**INSTRUCTIONS TO FOLLOW:** Return all lines of the records that contain the word "number".

**RECORD EXCERPTS:**
==================================================

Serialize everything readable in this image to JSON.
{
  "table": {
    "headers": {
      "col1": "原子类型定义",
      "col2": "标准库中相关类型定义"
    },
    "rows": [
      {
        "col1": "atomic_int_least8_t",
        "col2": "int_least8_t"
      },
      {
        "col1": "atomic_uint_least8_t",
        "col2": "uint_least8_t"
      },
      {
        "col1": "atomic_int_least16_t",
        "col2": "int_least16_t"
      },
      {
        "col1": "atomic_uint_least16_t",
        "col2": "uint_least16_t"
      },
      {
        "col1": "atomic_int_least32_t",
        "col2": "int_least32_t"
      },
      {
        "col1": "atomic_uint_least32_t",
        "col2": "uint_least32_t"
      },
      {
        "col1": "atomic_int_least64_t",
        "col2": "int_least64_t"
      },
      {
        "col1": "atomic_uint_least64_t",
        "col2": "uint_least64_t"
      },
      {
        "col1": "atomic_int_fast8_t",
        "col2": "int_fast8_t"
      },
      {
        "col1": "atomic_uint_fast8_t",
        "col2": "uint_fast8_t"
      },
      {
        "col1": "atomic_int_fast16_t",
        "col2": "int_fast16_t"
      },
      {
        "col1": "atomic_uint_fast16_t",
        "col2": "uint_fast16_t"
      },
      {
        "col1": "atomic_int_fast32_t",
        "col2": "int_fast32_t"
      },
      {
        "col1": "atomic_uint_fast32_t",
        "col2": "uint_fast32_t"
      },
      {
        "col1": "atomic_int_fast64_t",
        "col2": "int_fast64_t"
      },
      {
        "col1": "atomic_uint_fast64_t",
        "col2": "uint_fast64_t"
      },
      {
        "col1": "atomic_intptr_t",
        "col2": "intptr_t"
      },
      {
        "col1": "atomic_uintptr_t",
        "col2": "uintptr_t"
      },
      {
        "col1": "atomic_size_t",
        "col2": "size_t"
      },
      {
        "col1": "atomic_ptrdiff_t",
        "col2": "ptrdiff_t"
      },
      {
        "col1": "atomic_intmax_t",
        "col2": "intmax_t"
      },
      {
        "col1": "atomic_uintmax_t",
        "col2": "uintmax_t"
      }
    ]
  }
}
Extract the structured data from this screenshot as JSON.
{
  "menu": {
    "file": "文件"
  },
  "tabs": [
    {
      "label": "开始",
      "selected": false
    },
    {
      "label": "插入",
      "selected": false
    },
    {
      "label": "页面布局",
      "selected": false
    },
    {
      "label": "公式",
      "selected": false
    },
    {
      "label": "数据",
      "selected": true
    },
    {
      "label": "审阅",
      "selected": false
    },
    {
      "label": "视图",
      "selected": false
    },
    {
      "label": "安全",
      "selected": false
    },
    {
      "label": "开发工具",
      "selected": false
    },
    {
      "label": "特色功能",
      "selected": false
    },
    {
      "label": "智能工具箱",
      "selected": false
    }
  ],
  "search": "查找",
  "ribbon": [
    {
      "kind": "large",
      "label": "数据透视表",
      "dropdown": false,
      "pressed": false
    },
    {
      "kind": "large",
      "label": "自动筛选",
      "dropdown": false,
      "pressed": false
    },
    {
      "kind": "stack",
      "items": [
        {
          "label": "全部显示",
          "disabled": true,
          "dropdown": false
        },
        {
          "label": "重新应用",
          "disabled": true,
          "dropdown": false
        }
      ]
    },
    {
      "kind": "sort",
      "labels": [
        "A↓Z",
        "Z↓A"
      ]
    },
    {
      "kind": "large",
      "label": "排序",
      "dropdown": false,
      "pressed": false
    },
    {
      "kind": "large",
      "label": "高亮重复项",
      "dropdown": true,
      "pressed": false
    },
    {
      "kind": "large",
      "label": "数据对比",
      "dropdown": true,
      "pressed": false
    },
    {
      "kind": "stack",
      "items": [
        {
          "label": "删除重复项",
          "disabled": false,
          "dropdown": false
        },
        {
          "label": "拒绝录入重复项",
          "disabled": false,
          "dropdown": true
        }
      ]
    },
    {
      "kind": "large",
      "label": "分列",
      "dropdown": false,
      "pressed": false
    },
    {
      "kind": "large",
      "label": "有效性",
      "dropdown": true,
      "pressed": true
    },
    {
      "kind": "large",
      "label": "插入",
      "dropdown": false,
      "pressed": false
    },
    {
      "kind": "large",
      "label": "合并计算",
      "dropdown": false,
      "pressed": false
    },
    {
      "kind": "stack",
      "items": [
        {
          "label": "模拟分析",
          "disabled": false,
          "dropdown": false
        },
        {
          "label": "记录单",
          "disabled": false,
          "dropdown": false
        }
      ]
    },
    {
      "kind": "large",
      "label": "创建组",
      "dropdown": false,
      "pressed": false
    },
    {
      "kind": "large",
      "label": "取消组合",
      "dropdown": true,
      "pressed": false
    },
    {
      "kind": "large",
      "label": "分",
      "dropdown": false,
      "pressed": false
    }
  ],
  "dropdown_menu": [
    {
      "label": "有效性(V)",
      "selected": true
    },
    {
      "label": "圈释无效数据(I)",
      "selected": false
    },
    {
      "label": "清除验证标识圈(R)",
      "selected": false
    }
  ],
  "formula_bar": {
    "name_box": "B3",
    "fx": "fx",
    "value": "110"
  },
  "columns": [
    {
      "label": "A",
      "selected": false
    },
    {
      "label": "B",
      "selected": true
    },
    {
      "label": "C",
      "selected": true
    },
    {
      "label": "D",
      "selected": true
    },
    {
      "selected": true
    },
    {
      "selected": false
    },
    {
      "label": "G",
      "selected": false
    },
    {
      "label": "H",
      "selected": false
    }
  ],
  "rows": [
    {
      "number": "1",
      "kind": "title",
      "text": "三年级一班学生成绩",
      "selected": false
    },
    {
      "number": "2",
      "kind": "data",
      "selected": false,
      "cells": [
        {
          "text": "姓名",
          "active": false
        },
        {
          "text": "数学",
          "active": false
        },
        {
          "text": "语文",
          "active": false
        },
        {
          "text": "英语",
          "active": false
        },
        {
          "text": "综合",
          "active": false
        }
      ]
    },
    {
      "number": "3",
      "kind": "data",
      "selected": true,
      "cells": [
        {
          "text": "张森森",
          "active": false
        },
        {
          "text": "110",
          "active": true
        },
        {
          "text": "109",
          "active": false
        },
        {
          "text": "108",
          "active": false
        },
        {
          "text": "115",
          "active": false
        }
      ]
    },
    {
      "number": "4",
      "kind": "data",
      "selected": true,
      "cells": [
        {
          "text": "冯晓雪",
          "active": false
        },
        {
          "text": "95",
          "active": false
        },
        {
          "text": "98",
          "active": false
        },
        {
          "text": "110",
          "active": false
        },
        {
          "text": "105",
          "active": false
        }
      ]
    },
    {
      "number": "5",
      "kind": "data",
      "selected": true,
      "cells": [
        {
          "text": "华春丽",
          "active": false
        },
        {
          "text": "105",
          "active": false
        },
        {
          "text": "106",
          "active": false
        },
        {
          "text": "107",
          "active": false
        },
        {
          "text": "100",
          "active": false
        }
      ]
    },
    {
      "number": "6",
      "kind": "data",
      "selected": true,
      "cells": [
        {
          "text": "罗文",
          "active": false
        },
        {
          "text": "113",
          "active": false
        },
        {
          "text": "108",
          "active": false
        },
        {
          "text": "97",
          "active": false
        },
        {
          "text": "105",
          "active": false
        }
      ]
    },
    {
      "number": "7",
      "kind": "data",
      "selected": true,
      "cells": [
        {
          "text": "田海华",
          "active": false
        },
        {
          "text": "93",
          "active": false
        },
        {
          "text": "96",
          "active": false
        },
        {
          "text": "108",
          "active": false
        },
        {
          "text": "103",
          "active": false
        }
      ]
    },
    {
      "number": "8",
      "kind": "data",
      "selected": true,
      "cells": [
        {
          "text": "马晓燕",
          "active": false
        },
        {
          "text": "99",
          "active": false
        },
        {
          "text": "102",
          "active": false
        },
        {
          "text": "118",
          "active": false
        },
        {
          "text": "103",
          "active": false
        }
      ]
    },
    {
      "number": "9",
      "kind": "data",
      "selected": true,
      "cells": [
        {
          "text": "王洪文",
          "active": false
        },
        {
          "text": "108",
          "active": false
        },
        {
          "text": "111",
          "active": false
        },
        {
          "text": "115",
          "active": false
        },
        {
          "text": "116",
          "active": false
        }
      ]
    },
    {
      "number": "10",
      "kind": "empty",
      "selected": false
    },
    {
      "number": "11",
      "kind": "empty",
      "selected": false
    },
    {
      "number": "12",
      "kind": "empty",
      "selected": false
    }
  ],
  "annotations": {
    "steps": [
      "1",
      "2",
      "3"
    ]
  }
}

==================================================

**ANSWER FOR THE TASK:**
      "number": "1",
      "number": "2",
      "number": "3",
      "number": "4",
      "number": "5",
      "number": "6",
      "number": "7",
      "number": "8",
      "number": "9",
      "number": "10",
      "number": "11",
      "number": "12",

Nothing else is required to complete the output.